╔══

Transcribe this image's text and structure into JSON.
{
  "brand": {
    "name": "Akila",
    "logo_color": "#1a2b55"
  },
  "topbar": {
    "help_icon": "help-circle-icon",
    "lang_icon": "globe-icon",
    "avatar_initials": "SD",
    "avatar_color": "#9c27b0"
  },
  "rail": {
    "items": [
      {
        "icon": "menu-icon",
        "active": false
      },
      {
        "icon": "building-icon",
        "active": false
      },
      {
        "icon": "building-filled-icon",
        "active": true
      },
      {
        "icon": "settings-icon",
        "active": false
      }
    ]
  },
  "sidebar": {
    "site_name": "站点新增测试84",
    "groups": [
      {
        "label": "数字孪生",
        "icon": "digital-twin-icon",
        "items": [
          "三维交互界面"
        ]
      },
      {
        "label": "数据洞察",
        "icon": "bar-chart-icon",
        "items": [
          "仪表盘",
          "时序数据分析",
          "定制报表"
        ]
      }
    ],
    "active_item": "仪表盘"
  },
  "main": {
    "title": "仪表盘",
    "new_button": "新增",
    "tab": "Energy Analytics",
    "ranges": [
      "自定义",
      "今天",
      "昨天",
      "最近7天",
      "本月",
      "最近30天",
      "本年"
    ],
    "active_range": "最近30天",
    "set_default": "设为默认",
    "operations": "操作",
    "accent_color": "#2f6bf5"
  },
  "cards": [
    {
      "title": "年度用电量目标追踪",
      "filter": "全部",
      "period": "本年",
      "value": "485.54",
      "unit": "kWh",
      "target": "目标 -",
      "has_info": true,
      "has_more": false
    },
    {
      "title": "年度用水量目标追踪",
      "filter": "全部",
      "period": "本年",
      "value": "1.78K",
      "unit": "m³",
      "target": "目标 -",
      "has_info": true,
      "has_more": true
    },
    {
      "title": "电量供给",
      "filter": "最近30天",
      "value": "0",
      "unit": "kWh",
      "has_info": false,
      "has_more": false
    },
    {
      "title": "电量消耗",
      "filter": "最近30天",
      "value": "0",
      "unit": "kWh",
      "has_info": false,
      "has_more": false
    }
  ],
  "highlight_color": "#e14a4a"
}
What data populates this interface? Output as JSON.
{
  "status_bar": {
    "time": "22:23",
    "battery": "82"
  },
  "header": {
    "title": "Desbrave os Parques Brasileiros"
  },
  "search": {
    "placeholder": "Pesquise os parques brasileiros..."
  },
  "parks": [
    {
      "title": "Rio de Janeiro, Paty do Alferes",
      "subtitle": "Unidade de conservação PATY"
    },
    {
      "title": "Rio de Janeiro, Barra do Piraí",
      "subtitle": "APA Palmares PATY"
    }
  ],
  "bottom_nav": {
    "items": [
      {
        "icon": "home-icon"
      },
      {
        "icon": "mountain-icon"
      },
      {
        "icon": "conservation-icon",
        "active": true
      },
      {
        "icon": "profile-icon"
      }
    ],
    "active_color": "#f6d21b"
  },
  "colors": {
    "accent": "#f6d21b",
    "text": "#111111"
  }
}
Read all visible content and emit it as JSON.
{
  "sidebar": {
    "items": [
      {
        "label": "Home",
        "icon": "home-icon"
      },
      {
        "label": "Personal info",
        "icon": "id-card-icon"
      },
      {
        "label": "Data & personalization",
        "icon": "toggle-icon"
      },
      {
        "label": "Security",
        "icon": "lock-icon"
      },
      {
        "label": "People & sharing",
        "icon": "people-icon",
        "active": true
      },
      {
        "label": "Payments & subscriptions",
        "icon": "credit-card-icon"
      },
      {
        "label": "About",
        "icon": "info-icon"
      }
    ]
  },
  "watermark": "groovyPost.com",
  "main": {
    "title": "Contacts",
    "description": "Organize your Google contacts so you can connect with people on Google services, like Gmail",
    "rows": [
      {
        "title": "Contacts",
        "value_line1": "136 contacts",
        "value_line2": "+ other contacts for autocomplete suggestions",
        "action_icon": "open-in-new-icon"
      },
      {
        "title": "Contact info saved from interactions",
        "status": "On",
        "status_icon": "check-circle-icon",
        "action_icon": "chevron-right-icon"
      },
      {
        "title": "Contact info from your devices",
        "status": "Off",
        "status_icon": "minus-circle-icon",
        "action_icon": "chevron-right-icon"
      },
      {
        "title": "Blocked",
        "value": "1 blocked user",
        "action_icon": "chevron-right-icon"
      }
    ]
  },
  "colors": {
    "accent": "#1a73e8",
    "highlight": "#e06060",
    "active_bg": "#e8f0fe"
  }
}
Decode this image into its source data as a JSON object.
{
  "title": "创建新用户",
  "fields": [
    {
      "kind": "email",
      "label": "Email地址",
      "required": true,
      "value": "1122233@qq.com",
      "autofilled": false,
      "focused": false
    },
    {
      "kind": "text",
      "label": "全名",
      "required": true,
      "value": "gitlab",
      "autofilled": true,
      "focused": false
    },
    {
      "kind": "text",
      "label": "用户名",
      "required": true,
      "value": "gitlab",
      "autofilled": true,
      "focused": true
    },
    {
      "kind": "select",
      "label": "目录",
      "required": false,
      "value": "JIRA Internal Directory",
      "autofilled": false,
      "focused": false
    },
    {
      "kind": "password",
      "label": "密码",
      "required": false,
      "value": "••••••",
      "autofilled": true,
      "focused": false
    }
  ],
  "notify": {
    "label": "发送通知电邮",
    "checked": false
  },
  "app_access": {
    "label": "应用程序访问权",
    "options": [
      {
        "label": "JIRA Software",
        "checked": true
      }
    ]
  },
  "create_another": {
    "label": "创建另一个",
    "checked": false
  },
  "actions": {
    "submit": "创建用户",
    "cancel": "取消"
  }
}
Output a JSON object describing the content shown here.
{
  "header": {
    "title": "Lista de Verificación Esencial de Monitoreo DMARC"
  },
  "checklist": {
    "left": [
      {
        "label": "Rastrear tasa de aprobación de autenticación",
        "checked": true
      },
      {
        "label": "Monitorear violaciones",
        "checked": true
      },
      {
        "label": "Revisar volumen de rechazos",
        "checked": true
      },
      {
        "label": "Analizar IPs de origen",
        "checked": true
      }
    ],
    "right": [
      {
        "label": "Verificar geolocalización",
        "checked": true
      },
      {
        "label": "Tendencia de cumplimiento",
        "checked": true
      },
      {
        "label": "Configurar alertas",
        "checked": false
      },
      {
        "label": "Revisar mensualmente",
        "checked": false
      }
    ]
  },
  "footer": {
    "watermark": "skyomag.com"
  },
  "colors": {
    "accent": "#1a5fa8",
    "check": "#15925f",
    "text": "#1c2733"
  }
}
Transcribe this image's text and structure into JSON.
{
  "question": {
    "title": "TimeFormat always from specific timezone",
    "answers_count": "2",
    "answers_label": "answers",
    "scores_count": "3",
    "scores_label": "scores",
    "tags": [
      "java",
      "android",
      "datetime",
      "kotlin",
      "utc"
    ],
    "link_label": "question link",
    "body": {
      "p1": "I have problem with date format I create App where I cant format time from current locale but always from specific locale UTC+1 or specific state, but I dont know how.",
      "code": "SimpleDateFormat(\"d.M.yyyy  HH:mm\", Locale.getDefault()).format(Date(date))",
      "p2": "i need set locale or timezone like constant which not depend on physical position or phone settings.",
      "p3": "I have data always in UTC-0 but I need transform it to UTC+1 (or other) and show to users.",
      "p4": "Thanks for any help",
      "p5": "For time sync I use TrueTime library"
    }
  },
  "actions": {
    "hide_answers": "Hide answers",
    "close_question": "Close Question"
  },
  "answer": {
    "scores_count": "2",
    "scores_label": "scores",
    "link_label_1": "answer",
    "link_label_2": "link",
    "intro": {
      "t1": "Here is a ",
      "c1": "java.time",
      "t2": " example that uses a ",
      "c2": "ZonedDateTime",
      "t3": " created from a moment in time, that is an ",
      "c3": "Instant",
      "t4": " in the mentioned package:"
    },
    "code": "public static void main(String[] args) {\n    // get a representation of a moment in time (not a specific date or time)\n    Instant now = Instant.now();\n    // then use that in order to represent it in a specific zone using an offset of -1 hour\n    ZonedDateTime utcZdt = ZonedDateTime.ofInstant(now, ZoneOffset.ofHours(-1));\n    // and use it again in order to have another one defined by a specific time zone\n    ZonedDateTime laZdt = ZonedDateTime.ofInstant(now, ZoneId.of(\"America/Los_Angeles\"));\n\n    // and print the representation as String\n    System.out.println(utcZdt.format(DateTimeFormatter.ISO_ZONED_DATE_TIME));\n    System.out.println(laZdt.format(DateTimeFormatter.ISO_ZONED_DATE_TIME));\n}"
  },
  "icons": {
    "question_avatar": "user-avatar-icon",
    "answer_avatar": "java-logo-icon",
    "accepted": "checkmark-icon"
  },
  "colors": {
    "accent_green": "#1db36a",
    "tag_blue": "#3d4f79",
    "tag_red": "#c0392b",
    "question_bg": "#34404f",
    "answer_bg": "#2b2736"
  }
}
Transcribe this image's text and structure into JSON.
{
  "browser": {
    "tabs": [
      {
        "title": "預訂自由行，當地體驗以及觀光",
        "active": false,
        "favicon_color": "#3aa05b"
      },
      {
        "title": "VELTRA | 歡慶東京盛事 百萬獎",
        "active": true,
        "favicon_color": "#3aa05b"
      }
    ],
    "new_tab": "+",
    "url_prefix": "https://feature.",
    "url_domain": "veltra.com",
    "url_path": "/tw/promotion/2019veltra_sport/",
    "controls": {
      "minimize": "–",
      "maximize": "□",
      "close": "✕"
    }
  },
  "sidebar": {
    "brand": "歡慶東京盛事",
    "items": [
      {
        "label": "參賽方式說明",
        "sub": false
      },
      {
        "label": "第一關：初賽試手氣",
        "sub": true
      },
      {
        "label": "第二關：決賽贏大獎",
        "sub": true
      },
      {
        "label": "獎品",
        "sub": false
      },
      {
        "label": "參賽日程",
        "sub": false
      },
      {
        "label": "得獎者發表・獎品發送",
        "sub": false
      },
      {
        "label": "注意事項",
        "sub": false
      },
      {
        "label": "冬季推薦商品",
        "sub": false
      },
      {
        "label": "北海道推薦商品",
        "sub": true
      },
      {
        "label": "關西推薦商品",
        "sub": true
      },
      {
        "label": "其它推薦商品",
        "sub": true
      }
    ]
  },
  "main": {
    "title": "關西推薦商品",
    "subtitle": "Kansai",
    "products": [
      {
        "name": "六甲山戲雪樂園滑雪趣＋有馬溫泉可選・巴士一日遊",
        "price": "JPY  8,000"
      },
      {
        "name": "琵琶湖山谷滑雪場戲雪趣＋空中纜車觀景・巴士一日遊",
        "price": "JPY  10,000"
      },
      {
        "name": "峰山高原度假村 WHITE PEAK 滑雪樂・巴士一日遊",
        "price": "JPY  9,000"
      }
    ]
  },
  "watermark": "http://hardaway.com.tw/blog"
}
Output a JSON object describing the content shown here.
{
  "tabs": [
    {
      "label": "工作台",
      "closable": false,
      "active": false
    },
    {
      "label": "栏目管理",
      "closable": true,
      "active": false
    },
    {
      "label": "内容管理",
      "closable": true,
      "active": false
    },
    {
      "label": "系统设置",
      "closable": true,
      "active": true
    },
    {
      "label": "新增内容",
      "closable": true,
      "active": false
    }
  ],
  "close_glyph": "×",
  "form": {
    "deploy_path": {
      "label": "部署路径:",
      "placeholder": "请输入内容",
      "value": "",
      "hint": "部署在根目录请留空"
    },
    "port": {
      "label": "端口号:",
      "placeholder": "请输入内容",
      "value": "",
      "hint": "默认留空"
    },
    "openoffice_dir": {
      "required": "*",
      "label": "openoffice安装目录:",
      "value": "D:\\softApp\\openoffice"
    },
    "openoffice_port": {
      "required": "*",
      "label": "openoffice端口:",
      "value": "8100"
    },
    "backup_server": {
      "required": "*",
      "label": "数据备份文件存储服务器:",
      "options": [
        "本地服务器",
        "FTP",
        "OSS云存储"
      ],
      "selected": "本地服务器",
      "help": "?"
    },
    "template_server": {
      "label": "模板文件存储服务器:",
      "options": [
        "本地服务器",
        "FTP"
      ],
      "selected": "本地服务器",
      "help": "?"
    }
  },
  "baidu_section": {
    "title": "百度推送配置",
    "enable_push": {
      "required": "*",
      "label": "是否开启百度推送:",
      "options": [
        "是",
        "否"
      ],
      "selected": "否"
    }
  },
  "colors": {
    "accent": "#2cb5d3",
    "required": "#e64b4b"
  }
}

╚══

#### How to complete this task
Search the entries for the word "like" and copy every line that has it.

#### Answer to this task
    "description": "Organize your Google contacts so you can connect with people on Google services, like Gmail",
      "p2": "i need set locale or timezone like constant which not depend on physical position or phone settings.",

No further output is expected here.